Let your teenager know they can talk with you about anything without being
judged. Explain to them that having regular conversations can help you better
understand what daily challenges they face. Opening the door to frequent
communication allows them to talk with you not only about how they are being
negatively affected, but also, the people or events that they enjoy, and that
Be an active listener! Teenagers want to be fully heard. Take this opportunity to
actively listen, hold back your comments, and focus on listening to deeply
understand what they are sharing with you.
When trying to determine your child’s mental health, rather than saying “you
have been acting differently”, say something such as, “I’ve noticed that you don’t
seem to be enjoying the things you usually love to do”. Your child may be silent at
first and try to hide what they are really feeling. Let them know you care and
want to make sure they know that you are there for them at any time they want
Teenagers are facing many obstacles these days. The pressures are
overwhelming when they are expected to achieve good grades, become
exceptional athletes, and participate in other extracurricular activities. Many
teens are bullied at school and on social media. They face many forms of
discrimination and poverty, as well as fears about the changes going on in our
country in addition to gun violence.
Even if your teen seems to be doing fine, encourage self-care and healthy habits.
Positive activities and relationships can have a supportive effect on your child’s

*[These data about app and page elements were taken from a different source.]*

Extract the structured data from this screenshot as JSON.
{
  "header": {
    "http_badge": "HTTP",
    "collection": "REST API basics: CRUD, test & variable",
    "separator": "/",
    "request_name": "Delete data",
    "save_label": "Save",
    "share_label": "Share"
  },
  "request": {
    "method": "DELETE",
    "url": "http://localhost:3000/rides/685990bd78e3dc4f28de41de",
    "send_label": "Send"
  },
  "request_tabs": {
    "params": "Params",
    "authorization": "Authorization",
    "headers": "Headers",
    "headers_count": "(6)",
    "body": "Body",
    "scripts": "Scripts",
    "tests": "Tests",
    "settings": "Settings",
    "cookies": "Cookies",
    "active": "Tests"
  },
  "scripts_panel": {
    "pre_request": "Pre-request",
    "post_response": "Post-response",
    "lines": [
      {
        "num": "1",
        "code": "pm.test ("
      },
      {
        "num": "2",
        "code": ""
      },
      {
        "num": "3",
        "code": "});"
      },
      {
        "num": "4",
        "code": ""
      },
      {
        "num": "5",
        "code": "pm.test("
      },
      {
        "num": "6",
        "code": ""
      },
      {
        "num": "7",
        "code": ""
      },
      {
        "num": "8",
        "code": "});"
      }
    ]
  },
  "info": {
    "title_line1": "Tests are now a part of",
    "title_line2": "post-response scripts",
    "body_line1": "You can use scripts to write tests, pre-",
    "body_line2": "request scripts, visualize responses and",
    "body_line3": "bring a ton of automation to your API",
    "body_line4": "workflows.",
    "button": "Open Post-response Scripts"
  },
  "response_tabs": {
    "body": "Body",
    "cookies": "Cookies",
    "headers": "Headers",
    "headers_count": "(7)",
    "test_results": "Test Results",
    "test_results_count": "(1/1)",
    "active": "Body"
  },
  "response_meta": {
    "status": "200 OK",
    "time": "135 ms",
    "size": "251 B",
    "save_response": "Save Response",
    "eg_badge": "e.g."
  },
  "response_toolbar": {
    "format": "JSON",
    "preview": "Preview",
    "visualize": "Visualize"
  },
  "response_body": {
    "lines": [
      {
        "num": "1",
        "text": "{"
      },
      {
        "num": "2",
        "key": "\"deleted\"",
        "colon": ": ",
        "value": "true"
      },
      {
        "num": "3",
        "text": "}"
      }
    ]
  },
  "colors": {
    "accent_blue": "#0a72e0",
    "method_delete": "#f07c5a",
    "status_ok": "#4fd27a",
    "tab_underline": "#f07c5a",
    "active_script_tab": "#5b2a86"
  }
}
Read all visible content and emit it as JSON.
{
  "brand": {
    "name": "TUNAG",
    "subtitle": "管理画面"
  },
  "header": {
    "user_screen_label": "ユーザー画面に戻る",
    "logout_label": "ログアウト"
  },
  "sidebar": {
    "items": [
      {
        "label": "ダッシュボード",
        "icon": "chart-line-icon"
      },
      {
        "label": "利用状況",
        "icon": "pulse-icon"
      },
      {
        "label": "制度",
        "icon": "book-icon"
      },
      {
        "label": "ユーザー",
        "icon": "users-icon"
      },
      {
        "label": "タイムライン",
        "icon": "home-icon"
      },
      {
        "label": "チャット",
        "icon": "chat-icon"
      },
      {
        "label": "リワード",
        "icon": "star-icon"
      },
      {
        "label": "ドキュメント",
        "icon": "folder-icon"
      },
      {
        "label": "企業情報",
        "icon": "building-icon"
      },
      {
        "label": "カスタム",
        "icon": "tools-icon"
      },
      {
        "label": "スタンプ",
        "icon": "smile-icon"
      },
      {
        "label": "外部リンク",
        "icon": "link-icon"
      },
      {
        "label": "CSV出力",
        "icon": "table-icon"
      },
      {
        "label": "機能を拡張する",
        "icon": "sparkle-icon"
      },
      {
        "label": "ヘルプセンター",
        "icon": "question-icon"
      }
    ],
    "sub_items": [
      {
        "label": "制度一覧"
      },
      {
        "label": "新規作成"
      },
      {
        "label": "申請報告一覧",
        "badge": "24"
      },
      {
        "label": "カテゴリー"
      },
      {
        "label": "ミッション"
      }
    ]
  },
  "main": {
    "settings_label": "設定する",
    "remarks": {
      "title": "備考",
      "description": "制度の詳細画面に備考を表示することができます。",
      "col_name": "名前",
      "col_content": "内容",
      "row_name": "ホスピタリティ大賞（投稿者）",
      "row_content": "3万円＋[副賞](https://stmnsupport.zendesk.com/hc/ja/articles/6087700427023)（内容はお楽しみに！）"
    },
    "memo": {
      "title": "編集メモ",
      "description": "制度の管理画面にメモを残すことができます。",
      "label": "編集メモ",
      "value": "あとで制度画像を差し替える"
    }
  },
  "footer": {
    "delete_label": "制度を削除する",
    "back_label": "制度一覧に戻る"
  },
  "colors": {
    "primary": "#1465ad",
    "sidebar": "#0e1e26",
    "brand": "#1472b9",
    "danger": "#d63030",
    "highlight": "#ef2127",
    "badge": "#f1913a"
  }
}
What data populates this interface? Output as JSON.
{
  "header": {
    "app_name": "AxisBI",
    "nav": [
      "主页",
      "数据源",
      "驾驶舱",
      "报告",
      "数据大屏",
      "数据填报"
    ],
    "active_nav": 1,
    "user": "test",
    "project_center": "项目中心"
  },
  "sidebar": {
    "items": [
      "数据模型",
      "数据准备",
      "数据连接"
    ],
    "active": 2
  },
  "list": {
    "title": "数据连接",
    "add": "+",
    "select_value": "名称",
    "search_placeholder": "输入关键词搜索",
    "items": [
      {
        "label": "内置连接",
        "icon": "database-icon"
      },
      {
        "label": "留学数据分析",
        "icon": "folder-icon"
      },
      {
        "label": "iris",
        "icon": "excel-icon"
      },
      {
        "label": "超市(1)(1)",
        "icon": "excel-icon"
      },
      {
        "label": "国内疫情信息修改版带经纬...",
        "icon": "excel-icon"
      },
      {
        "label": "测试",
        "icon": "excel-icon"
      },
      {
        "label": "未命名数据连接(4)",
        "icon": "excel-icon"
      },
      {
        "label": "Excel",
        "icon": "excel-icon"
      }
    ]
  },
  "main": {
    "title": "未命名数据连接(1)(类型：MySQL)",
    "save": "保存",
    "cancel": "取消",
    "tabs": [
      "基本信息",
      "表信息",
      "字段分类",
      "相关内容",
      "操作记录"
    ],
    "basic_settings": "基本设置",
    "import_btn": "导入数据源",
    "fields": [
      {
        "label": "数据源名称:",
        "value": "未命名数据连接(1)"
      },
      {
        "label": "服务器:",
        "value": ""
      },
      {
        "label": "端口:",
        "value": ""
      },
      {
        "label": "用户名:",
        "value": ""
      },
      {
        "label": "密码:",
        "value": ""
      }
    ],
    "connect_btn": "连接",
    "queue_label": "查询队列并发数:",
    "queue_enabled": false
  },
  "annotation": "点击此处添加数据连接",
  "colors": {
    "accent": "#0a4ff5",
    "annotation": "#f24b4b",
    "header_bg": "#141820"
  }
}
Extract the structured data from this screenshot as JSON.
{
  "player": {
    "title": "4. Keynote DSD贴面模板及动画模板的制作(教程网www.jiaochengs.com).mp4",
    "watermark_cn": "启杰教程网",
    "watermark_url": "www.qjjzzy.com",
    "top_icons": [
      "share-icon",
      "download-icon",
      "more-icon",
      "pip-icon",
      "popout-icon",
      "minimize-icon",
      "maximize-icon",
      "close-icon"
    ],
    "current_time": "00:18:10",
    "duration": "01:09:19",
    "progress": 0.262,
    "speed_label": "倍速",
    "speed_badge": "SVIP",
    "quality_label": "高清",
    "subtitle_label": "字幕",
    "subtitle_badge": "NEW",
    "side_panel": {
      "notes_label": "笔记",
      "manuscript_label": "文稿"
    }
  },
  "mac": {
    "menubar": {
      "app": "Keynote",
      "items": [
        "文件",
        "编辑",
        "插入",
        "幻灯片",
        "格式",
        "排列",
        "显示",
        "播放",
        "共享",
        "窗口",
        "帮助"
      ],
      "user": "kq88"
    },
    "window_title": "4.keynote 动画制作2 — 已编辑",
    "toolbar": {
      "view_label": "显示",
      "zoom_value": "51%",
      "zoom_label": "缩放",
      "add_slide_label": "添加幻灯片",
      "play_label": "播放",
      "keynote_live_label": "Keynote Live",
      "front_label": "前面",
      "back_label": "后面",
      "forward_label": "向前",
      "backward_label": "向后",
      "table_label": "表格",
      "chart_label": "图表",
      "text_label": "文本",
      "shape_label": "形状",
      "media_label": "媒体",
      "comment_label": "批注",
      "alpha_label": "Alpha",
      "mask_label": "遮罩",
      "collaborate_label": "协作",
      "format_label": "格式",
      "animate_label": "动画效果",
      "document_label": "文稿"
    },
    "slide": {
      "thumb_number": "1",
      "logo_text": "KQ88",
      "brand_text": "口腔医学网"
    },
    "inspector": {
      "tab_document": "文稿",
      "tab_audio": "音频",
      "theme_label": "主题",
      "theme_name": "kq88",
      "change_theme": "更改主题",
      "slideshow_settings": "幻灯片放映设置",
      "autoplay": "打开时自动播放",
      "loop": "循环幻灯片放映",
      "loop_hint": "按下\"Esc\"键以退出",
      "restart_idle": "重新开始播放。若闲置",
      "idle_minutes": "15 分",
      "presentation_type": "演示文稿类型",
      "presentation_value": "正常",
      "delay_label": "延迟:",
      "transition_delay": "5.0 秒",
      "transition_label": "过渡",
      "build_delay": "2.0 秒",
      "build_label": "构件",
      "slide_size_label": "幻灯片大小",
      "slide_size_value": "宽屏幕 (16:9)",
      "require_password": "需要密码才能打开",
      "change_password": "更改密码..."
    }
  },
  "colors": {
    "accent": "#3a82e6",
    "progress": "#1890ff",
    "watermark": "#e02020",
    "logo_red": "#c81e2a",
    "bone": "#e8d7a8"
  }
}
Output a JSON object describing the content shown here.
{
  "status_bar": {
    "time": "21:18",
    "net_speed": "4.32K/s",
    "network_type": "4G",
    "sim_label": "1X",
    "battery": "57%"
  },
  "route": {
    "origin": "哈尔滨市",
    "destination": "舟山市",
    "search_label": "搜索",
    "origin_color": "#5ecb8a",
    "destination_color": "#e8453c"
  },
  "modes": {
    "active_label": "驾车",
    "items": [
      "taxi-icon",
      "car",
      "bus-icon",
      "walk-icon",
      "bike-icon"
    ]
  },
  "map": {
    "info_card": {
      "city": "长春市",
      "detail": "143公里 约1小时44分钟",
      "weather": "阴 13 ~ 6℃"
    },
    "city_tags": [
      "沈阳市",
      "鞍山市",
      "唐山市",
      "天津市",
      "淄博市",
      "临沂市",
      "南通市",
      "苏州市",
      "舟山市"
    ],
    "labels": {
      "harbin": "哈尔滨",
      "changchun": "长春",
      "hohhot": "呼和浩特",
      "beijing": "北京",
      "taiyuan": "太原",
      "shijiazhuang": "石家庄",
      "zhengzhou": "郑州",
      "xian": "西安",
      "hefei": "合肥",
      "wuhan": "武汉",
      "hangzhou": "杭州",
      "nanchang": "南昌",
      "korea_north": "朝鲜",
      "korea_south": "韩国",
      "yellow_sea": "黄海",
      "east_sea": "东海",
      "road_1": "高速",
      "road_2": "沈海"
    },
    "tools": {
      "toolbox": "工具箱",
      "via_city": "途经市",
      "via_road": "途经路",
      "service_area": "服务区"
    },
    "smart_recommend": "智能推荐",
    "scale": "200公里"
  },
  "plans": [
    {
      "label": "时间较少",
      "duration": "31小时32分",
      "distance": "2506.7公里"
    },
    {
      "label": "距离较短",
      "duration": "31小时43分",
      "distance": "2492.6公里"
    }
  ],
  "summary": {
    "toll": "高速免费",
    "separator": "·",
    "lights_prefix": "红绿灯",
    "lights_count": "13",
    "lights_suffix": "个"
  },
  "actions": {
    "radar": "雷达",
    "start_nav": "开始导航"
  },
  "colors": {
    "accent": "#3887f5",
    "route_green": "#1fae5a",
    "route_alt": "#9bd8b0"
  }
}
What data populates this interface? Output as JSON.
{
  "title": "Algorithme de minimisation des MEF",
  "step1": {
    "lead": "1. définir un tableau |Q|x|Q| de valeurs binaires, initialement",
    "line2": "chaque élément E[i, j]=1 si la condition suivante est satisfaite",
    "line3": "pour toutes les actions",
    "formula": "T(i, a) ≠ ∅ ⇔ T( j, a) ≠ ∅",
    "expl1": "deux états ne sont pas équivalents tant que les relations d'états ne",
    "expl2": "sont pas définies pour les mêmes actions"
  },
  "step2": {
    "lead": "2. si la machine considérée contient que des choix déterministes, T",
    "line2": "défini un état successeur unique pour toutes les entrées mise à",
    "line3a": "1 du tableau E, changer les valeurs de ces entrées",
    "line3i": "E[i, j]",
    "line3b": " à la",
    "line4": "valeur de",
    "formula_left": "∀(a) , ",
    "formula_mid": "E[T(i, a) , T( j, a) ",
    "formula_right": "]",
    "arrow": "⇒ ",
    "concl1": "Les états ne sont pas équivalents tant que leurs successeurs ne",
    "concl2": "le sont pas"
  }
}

mental health. Your pediatrician can guide you on local resources if you ever feel
a mental health professional is needed.